In 1987, Nigel asked George Chauvet to write a Orthognathic Planning program for the IBM PC. OP version 1.0 was released in 1988. It ran under MS-DOS and had no on-screen graphics - all graphical output was provided by an HP Plotter (e.g. HP 7475A).
Later versions of OP provided plotting to screen and the ability to print the screen to an HP deskjet printer, which provided a somewhat cheaper alternative to plotters. The final version of OP was 3.8, released in 1997.
Here is a screen shot from OP 3.8:
Development of a Windows-based Orthognathic Planning program began in 1994, with OPAL 1.0 released in 1997. The "Opal X-ray Viewer" program - now "Opal Tracing" - still displays tracings in a similar layout to that plotted by the old OP program - but with more analysis options and interactive orthodontic and surgical prediction.
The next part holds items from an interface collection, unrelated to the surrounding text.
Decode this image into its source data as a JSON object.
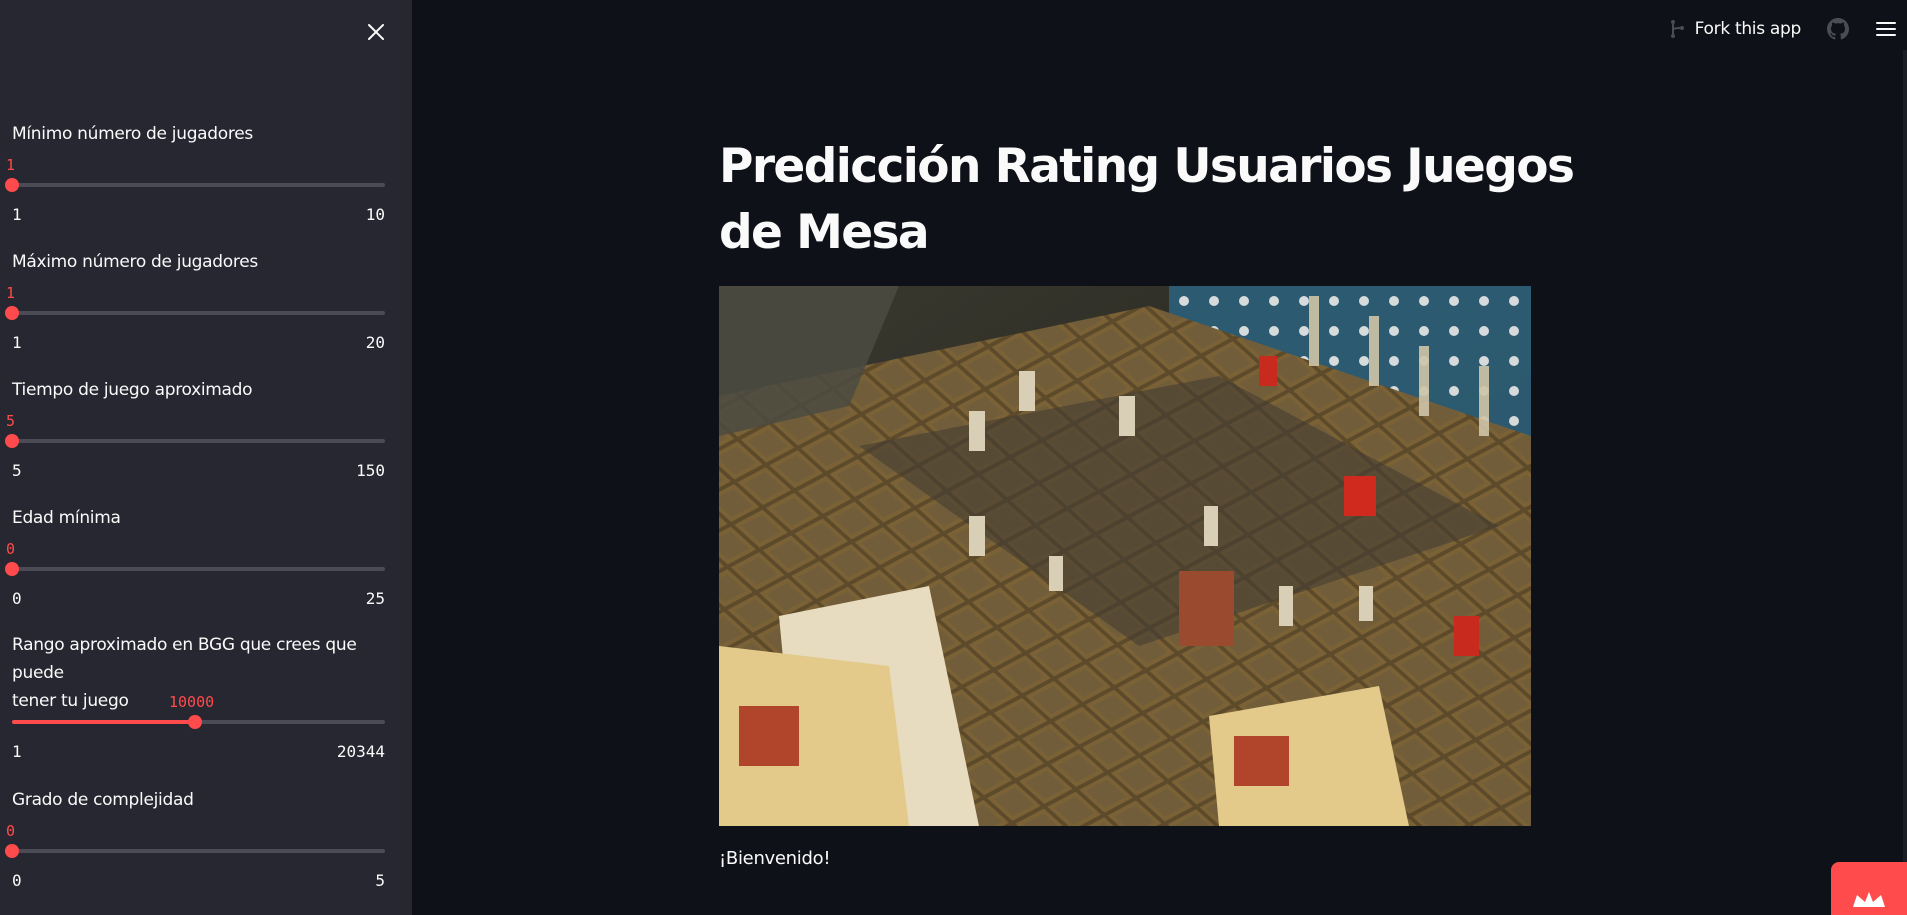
{
  "sidebar": {
    "close_icon": "close-icon",
    "sliders": [
      {
        "label": "Mínimo número de jugadores",
        "value": "1",
        "min": "1",
        "max": "10",
        "fraction": 0
      },
      {
        "label": "Máximo número de jugadores",
        "value": "1",
        "min": "1",
        "max": "20",
        "fraction": 0
      },
      {
        "label": "Tiempo de juego aproximado",
        "value": "5",
        "min": "5",
        "max": "150",
        "fraction": 0
      },
      {
        "label": "Edad mínima",
        "value": "0",
        "min": "0",
        "max": "25",
        "fraction": 0
      },
      {
        "label_line1": "Rango aproximado en BGG que crees que puede",
        "label_line2": "tener tu juego",
        "value": "10000",
        "min": "1",
        "max": "20344",
        "fraction": 0.4915
      },
      {
        "label": "Grado de complejidad",
        "value": "0",
        "min": "0",
        "max": "5",
        "fraction": 0
      }
    ]
  },
  "header": {
    "fork_label": "Fork this app",
    "fork_icon": "git-fork-icon",
    "github_icon": "github-icon",
    "menu_icon": "hamburger-menu-icon"
  },
  "main": {
    "title": "Predicción Rating Usuarios Juegos de Mesa",
    "image_alt": "Board game HeroQuest on a table",
    "welcome": "¡Bienvenido!"
  },
  "colors": {
    "accent": "#ff4b4b",
    "background": "#0e1117",
    "sidebar": "#262730"
  }
}
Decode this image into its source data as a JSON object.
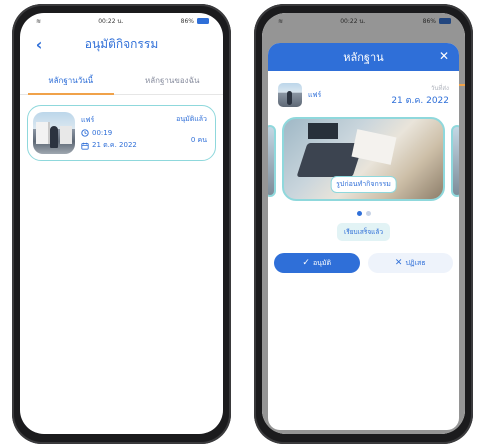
{
  "status_bar": {
    "time": "00:22 น.",
    "battery_text": "86%"
  },
  "left_screen": {
    "title": "อนุมัติกิจกรรม",
    "tabs": [
      {
        "label": "หลักฐานวันนี้",
        "active": true
      },
      {
        "label": "หลักฐานของฉัน",
        "active": false
      }
    ],
    "card": {
      "name": "แฟร์",
      "time": "00:19",
      "date": "21 ต.ค. 2022",
      "approved_label": "อนุมัติแล้ว",
      "approved_count": "0 คน"
    }
  },
  "right_screen": {
    "modal_title": "หลักฐาน",
    "user_name": "แฟร์",
    "sent_label": "วันที่ส่ง",
    "sent_date": "21 ต.ค. 2022",
    "image_caption": "รูปก่อนทำกิจกรรม",
    "carousel_active_index": 0,
    "carousel_count": 2,
    "status_pill": "เรียบเสร็จแล้ว",
    "approve_label": "อนุมัติ",
    "reject_label": "ปฏิเสธ"
  },
  "colors": {
    "primary": "#2f6fd8",
    "accent_tab": "#f0a24a",
    "card_border": "#8fd8dc"
  },
  "icons": [
    "back-arrow-icon",
    "clock-icon",
    "calendar-icon",
    "close-icon",
    "check-icon",
    "x-icon"
  ]
}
Later versions of OPAL introduced on-screen digitising of digital radiographs and many other features, including the ability to generate prediction montages...